BOSTON (WPRI) — The Massachusetts Office of the Child Advocate (OCA) released a report Wednesday that cited a number of flaws in the handling of the case of Harmony Montgomery.
Harmony disappeared from her Manchester, New Hampshire, home in 2019 at the age of 5 and has not been seen since.
She was placed in the custody of the Massachusetts Department of Children and Families in 2014, when she was two months old, and remained there until February 2019 when her father, 32-year-old Adam Montgomery, was awarded custody by the Juvenile Court of Massachusetts, according to the report.
In January, Adam Montgomery was arrested and charged with second-degree assault, interference with custody, and endangering the welfare of a child in connection with Harmony’s disappearance.
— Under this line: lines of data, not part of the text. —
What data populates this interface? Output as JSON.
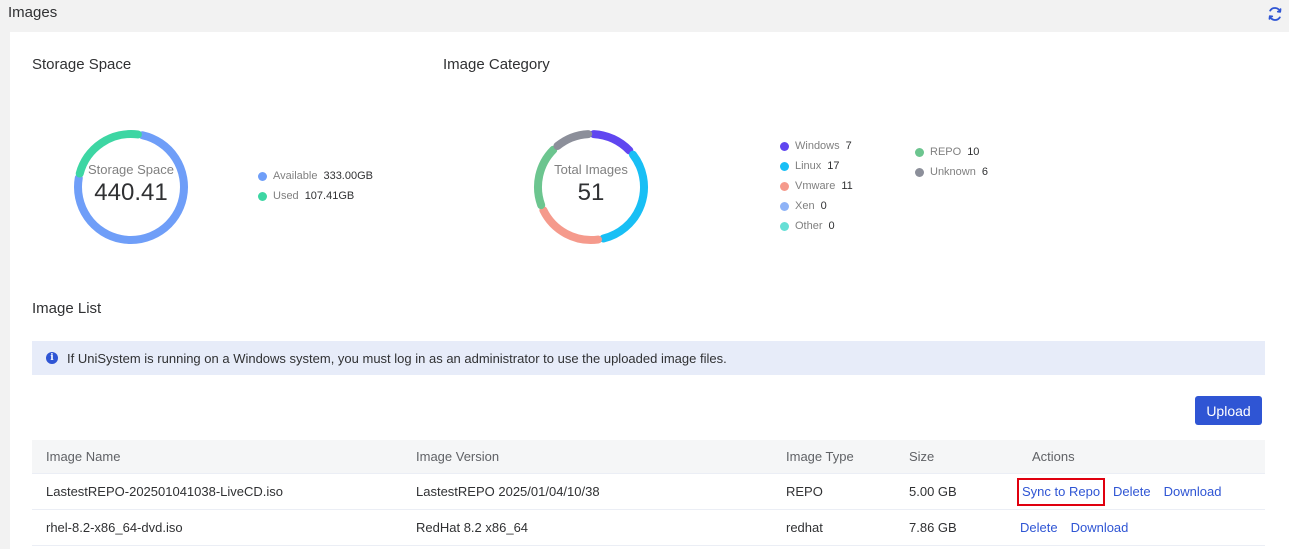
{
  "header": {
    "title": "Images"
  },
  "storage": {
    "section_title": "Storage Space",
    "center_label": "Storage Space",
    "center_value": "440.41",
    "legend": [
      {
        "label": "Available",
        "value": "333.00GB",
        "color": "#6f9ef8"
      },
      {
        "label": "Used",
        "value": "107.41GB",
        "color": "#3dd6a3"
      }
    ]
  },
  "category": {
    "section_title": "Image Category",
    "center_label": "Total Images",
    "center_value": "51",
    "legend_left": [
      {
        "label": "Windows",
        "value": "7",
        "color": "#6046f0"
      },
      {
        "label": "Linux",
        "value": "17",
        "color": "#18bff5"
      },
      {
        "label": "Vmware",
        "value": "11",
        "color": "#f59a8c"
      },
      {
        "label": "Xen",
        "value": "0",
        "color": "#8fb3f7"
      },
      {
        "label": "Other",
        "value": "0",
        "color": "#66dfd6"
      }
    ],
    "legend_right": [
      {
        "label": "REPO",
        "value": "10",
        "color": "#6cc58f"
      },
      {
        "label": "Unknown",
        "value": "6",
        "color": "#8c8f9a"
      }
    ]
  },
  "image_list": {
    "section_title": "Image List",
    "notice": "If UniSystem is running on a Windows system, you must log in as an administrator to use the uploaded image files.",
    "upload_label": "Upload",
    "columns": [
      "Image Name",
      "Image Version",
      "Image Type",
      "Size",
      "Actions"
    ],
    "rows": [
      {
        "name": "LastestREPO-202501041038-LiveCD.iso",
        "version": "LastestREPO 2025/01/04/10/38",
        "type": "REPO",
        "size": "5.00 GB",
        "actions": [
          "Sync to Repo",
          "Delete",
          "Download"
        ]
      },
      {
        "name": "rhel-8.2-x86_64-dvd.iso",
        "version": "RedHat 8.2 x86_64",
        "type": "redhat",
        "size": "7.86 GB",
        "actions": [
          "Delete",
          "Download"
        ]
      }
    ]
  }
}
“The central and most important finding in this investigation and report is that Harmony’s individual needs, wellbeing, and safety were not prioritized or considered on an equal footing with the assertion of her parents’ rights to care for her in any aspect of the decision making by any state entity,” OCA Director Maria Mossaides said. “When children are not at the center of every aspect of the child protection system, then the system cannot truly protect them. This report describes the ripple effect of miscalculations of risk and an unequal weight placed on parents’ rights versus a child’s wellbeing.”
The report found:
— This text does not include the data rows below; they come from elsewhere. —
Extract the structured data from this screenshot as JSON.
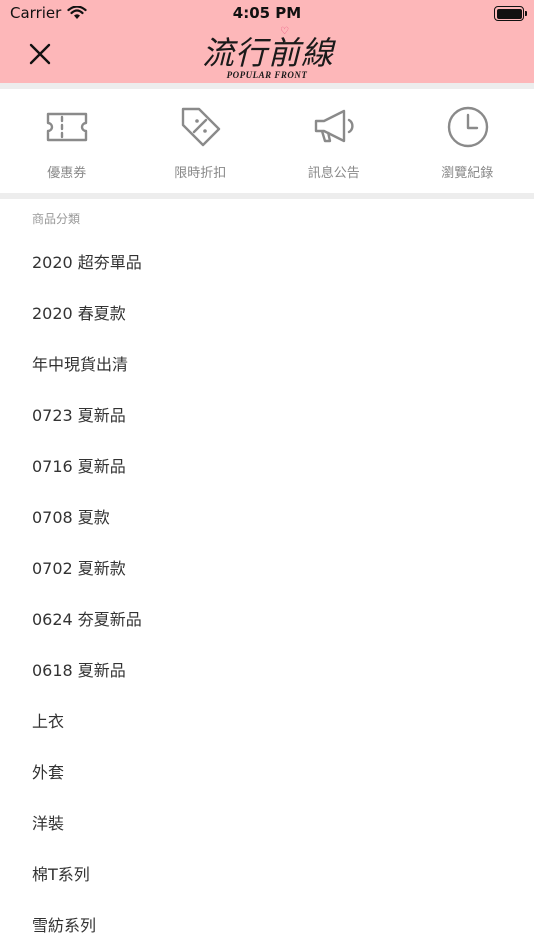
{
  "status_bar": {
    "carrier": "Carrier",
    "time": "4:05 PM"
  },
  "header": {
    "close_icon": "close-icon",
    "logo_text": "流行前線",
    "logo_subtext": "POPULAR FRONT",
    "background_color": "#fdb7b9"
  },
  "quick_menu": [
    {
      "label": "優惠券",
      "icon": "ticket-icon"
    },
    {
      "label": "限時折扣",
      "icon": "discount-tag-icon"
    },
    {
      "label": "訊息公告",
      "icon": "megaphone-icon"
    },
    {
      "label": "瀏覽紀錄",
      "icon": "clock-icon"
    }
  ],
  "categories": {
    "title": "商品分類",
    "items": [
      "2020 超夯單品",
      "2020 春夏款",
      "年中現貨出清",
      "0723 夏新品",
      "0716 夏新品",
      "0708 夏款",
      "0702 夏新款",
      "0624 夯夏新品",
      "0618 夏新品",
      "上衣",
      "外套",
      "洋裝",
      "棉T系列",
      "雪紡系列"
    ]
  }
}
- Most of DCF’s case management primarily focused on her mother, Crystal Sorey, not her father who was in prison at the time. The DCF case management team had no understanding of Adam’s family or personal history to develop a plan where they could see if he could parent Harmony.
- Harmony’s medical and special needs were not central when her mother was given two reunifications. This resulted in significant placement instability for Harmony, as she was moved back and forth between her mother’s home and her foster parents’ home multiple times. This led to significant trauma in the early years of her life.
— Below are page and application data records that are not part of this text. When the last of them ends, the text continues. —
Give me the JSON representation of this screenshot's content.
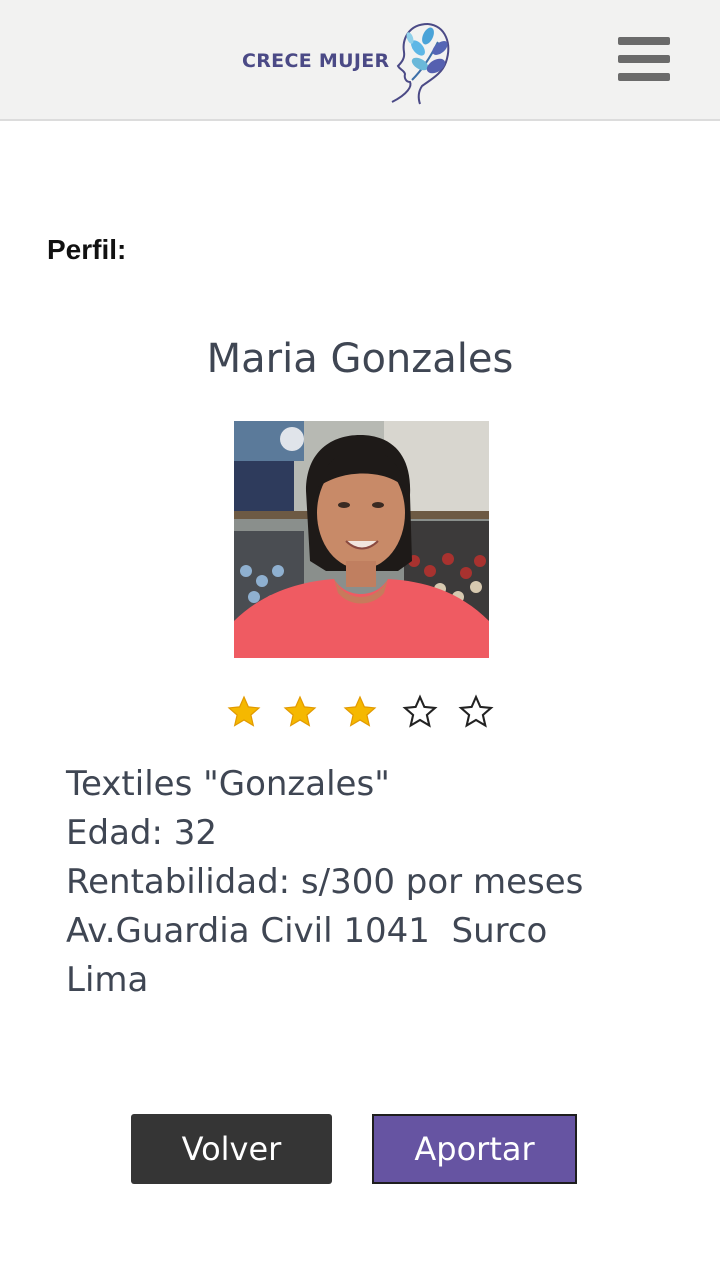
{
  "header": {
    "logo_text": "CRECE MUJER",
    "menu_icon": "hamburger-menu-icon",
    "brand_color": "#4b4a86"
  },
  "profile": {
    "section_label": "Perfil:",
    "name": "Maria Gonzales",
    "photo": "woman-portrait-photo",
    "rating": {
      "value": 3,
      "max": 5,
      "filled_color": "#f5b800"
    },
    "details": {
      "business": "Textiles \"Gonzales\"",
      "age": "Edad: 32",
      "profitability": "Rentabilidad: s/300 por meses",
      "address_line1": "Av.Guardia Civil 1041  Surco",
      "address_line2": "Lima"
    }
  },
  "actions": {
    "back_label": "Volver",
    "contribute_label": "Aportar",
    "contribute_color": "#6654a2"
  }
}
- Harmony’s care and protection were not prioritized by the judge or attorneys when making custody decisions. The OCA spent about 40 hours in her four-and-a-half years, yet there was no discussion on how she could safely transition into his care given the limited time they spent together.
- The DCF attorney didn’t present a strong legal case to oppose placing her with her father. DCF’s legal case couldn’t address her father’s parental capacity to her for Harmony’s unique needs.
- Harmony’s attorney didn’t present what her needs were, including her strengths and vulnerabilities. They also didn’t question or oppose the placement with her father.
- The court awarded cross-border custody, relying on New Hampshire case law and not Massachusetts’.
Watch: OCA discusses Harmony Montgomery case (story continues below)
The OCA has been working toward reform following a couple of high-profile cases where children died in recent years — including David Almond, a 14-year-old autistic boy from Fall River who died from starvation in October 2020.
Almond’s father and his father’s girlfriend were charged with second-degree murder and neglect. Reforms in the wake of his death included more support at DCF for children with disabilities or developmental delays.
In addition to the findings, the OCA offered 10 recommendations to improve policies and practices, primarily directed at the DCF, Juvenile Court, and Committee for Public Counsel Services.
Mossaides said there are similarities between these recommendations and others made following Almond’s death. Both children were returned to the custody of their respective fathers in 2019.
“Many of the OCA’s 26 recommendations from the Almond case could be applied to Harmony’s case,” Mossaides said.
Since the 2021 report on Almond, there have been extensive improvements to DCF and Juvenile Court policy and practice, according to OCA.
For this reason, OCA focused on a series of new recommendations based on the facts of the Montgomery case, including:
- DCF should develop a comprehensive plan to ensure both parents are adequately assessed and receive the support and access to services needed so that their child(ren) can achieve permanency.
- There should be a Working Group established – including, at a minimum, the Juvenile Court, DCF, CPCS, the OCA and members of the Legislature – to hold policy discussions that map how a child’s welfare and best interest considerations are currently presented in Care and Protection cases and what changes may be needed so that a parent’s rights are appropriately balanced with a child’s needs.
- DCF should conduct a comprehensive review of their legal advocacy, with a focus on a continuous quality improvement system for the training, on-going litigation support, and supervision of their attorneys.
- CPCS should conduct a comprehensive review of the suitability of the standards of advocacy provided to children in Care and Protection cases, and the adequacy of CPCS’s supervision over the quality of this representation.
- DCF and the Juvenile Court should identify and address persistent barriers to permanency.
- DCF should review a statistically significant sampling of children who have been in the custody of DCF for more than two and a half years who have not achieved permanency to determine the barriers to permanency that can be addressed through policy, practice, or legal advocacy.
“The mission of the Office of the Child Advocate is to ensure that children receive appropriate, timely and quality services, with a particular focus on ensuring that the Commonwealth’s most vulnerable and at-risk children can thrive,” Mossaides added. “One way we accomplish this is through tireless advocacy for policy, practice, and legislative change that we believe will improve the state systems on behalf of all the Commonwealth’s children.”
Watch: OCA takes questions on Harmony Montgomery case